-- SOURCE RECORDS --
⟨
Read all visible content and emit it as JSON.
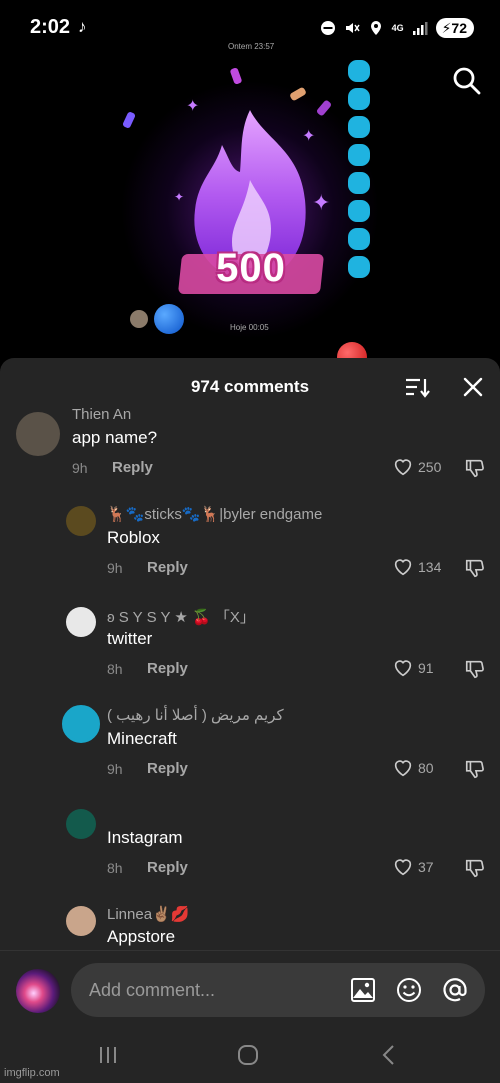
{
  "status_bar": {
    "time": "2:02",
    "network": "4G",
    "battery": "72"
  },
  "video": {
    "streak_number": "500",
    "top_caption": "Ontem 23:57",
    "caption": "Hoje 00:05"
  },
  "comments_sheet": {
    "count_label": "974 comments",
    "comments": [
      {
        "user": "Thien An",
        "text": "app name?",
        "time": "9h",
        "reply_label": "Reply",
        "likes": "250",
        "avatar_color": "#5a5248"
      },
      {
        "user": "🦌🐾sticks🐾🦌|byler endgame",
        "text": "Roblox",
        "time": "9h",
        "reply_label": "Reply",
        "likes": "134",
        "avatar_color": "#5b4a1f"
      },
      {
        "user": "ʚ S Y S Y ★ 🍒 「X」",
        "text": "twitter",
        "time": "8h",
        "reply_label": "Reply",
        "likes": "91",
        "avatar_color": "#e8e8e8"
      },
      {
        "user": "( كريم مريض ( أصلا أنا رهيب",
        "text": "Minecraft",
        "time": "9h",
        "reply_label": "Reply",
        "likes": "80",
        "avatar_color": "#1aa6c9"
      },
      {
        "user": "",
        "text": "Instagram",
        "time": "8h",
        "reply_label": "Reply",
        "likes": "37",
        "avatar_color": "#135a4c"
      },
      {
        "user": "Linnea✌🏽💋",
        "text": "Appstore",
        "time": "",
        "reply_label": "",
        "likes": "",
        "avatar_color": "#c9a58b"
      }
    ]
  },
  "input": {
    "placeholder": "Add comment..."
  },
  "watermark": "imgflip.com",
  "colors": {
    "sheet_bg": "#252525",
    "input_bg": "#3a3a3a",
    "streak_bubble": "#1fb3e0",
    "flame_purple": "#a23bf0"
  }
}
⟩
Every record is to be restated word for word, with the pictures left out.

Read all visible content and emit it as JSON.
{
  "status_bar": {
    "time": "2:02",
    "network": "4G",
    "battery": "72"
  },
  "video": {
    "streak_number": "500",
    "top_caption": "Ontem 23:57",
    "caption": "Hoje 00:05"
  },
  "comments_sheet": {
    "count_label": "974 comments",
    "comments": [
      {
        "user": "Thien An",
        "text": "app name?",
        "time": "9h",
        "reply_label": "Reply",
        "likes": "250",
        "avatar_color": "#5a5248"
      },
      {
        "user": "🦌🐾sticks🐾🦌|byler endgame",
        "text": "Roblox",
        "time": "9h",
        "reply_label": "Reply",
        "likes": "134",
        "avatar_color": "#5b4a1f"
      },
      {
        "user": "ʚ S Y S Y ★ 🍒 「X」",
        "text": "twitter",
        "time": "8h",
        "reply_label": "Reply",
        "likes": "91",
        "avatar_color": "#e8e8e8"
      },
      {
        "user": "( كريم مريض ( أصلا أنا رهيب",
        "text": "Minecraft",
        "time": "9h",
        "reply_label": "Reply",
        "likes": "80",
        "avatar_color": "#1aa6c9"
      },
      {
        "user": "",
        "text": "Instagram",
        "time": "8h",
        "reply_label": "Reply",
        "likes": "37",
        "avatar_color": "#135a4c"
      },
      {
        "user": "Linnea✌🏽💋",
        "text": "Appstore",
        "time": "",
        "reply_label": "",
        "likes": "",
        "avatar_color": "#c9a58b"
      }
    ]
  },
  "input": {
    "placeholder": "Add comment..."
  },
  "watermark": "imgflip.com",
  "colors": {
    "sheet_bg": "#252525",
    "input_bg": "#3a3a3a",
    "streak_bubble": "#1fb3e0",
    "flame_purple": "#a23bf0"
  }
}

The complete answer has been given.